I've created an instance variable on an ActiveRecord Model where I want to save a bit of computationally heavy data in each instance... Here's my code to do that:
class Account < ActiveRecord::Base after_initialize :init attr_accessor :market_value def init self.market_value ||= my_lengthy_function end end
where I'll take the hit to get that instance data (market_value) run when I init an instance of the model.
This works - I can see how I don't have to re-calculate my market_value property.
My problem is, when I access that object through another context, rails doesn't leverage that data as I'd expect.
Say I create an instance of an account (a = Account.find_by_id(2)). That market_value will be calculated on that object once.
If I have a nested has_many relationship to something called "holdings" (not in my sample code) on that account object, I'm going to want each of those holding objects (a holding) to be able to use it's parent account object.

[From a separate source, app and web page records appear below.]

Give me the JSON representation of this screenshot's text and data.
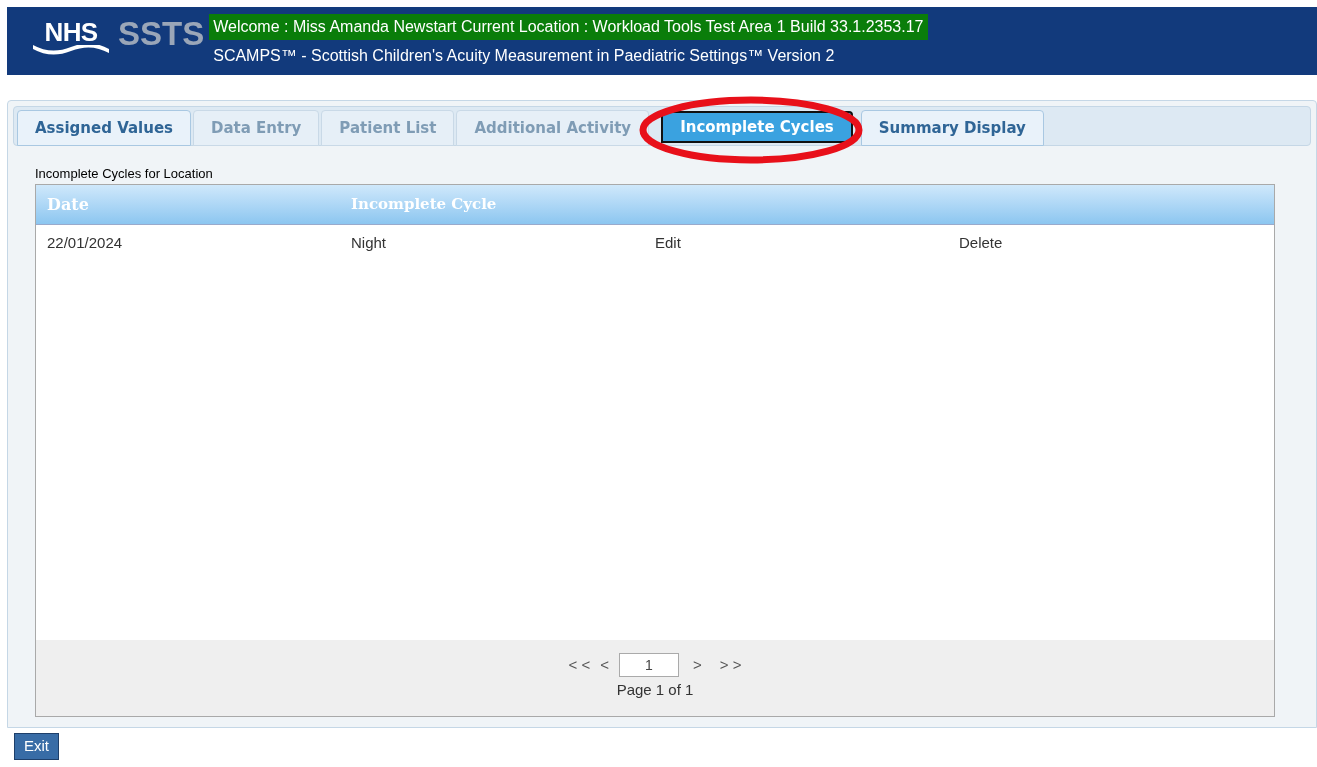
{
  "header": {
    "logo_nhs": "NHS",
    "logo_app": "SSTS",
    "welcome": "Welcome : Miss Amanda Newstart Current Location : Workload Tools Test Area 1 Build 33.1.2353.17",
    "subtitle": "SCAMPS™ - Scottish Children's Acuity Measurement in Paediatric Settings™ Version 2"
  },
  "tabs": [
    {
      "label": "Assigned Values",
      "selected": false,
      "disabled": false
    },
    {
      "label": "Data Entry",
      "selected": false,
      "disabled": true
    },
    {
      "label": "Patient List",
      "selected": false,
      "disabled": true
    },
    {
      "label": "Additional Activity",
      "selected": false,
      "disabled": true
    },
    {
      "label": "Incomplete Cycles",
      "selected": true,
      "disabled": false
    },
    {
      "label": "Summary Display",
      "selected": false,
      "disabled": false
    }
  ],
  "section_title": "Incomplete Cycles for Location",
  "table": {
    "columns": [
      "Date",
      "Incomplete Cycle"
    ],
    "rows": [
      {
        "date": "22/01/2024",
        "cycle": "Night",
        "edit": "Edit",
        "delete": "Delete"
      }
    ]
  },
  "pager": {
    "first": "< <",
    "prev": "<",
    "page_value": "1",
    "next": ">",
    "last": "> >",
    "page_text": "Page 1 of 1"
  },
  "exit_button": "Exit"
}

However, in my code, I access the account from it's nested holding objects (my_holding.account.market_value) - I re-instantiate an instance of that account object, and incur that costly computation, even though it's already been computed.
How can I better leverage that account market_value property so that it doesn't keep recalculating?